As a Fernandes bass owner myself I was looking forward to checking out the Ravelle Bass Deluxe, although it’s much more of a modern instrument than my vintage-style J-type bass. My beloved four-stringer is great for old-school R&B, Led Zeppelin riffs and the occasional Audioslave moment, and its modern equivalent is the Retrospect 4 X, an alder-bodied, maple necked bolt-on with single coil pickups.
In contrast the Ravelle is a much harder-edged beast, both physically and in musical intention. Shaped like its six-string guitar brother (also called the Ravelle), this bass has a sleek single-cutaway body with subtle bevelling and a few aggressive points that just scream ‘metal!’ The neck is of the bolt-on maple variety.
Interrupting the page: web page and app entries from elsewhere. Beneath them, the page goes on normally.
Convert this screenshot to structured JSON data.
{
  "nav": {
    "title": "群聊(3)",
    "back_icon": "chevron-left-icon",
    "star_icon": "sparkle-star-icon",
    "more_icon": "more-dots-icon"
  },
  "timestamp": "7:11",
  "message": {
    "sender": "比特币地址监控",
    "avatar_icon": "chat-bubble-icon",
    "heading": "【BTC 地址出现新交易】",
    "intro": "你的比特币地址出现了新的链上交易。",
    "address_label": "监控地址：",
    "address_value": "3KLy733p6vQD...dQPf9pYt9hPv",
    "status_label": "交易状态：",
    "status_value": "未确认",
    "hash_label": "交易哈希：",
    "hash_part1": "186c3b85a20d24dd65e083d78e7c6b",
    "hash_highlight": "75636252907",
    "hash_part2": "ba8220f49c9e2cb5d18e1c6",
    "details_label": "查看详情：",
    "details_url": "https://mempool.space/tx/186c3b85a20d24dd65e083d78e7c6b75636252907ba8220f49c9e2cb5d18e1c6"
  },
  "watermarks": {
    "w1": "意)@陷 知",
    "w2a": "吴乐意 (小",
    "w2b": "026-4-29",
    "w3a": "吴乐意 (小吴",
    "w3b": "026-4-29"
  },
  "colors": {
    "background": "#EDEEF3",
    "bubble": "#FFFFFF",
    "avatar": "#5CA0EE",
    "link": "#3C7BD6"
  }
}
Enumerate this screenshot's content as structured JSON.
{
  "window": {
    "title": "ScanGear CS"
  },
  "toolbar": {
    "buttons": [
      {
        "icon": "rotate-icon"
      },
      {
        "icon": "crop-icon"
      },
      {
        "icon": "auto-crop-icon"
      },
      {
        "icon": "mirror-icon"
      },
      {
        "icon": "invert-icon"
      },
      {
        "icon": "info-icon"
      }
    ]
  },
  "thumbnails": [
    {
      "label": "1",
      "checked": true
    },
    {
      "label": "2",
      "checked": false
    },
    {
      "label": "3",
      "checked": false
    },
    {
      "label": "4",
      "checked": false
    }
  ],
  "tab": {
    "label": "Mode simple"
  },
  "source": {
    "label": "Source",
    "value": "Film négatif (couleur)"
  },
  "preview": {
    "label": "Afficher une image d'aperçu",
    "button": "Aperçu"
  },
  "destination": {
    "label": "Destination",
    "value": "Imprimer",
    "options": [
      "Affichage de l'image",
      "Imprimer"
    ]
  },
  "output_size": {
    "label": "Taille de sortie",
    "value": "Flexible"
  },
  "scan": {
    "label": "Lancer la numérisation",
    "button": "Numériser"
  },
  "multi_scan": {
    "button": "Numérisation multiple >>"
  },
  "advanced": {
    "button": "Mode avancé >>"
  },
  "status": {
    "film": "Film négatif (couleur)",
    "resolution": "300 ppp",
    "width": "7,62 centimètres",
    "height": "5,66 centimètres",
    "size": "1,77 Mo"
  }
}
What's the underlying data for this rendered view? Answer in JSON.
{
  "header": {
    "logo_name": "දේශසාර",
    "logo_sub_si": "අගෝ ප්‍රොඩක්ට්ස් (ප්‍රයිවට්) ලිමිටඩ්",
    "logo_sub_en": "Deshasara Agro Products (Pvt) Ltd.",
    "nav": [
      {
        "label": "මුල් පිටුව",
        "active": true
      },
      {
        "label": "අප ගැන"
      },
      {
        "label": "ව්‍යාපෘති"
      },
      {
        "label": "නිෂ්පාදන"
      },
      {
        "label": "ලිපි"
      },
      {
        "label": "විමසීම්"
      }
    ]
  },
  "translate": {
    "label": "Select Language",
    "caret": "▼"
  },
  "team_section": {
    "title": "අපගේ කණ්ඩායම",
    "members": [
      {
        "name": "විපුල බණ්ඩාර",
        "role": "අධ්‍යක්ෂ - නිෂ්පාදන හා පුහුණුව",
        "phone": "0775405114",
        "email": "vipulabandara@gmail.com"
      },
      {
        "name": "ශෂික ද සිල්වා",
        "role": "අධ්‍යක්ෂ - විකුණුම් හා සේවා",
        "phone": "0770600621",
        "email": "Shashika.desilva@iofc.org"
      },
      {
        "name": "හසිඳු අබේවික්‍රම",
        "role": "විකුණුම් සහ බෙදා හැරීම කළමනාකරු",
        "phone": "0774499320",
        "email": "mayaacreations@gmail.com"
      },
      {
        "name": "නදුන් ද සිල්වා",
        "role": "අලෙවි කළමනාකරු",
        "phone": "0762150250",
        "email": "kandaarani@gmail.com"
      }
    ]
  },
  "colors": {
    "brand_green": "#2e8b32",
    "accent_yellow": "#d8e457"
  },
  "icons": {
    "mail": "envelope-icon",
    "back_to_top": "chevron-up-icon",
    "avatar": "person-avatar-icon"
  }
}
It has a rosewood fretboard with a relatively flat 16″ radius, 22 jumbo frets and distinctively Fernandes pearl split trapezoid inlays, which will help you find your way while also linking the Ravelle thematically to other unique Fernandes designs like the Vertigo. The headstock features a hardy Graphtech Trem nut at 1 3/4″ spacing, and die cast tuning gears with buttons that kinda remind me of knee bones for some reason. Brutal.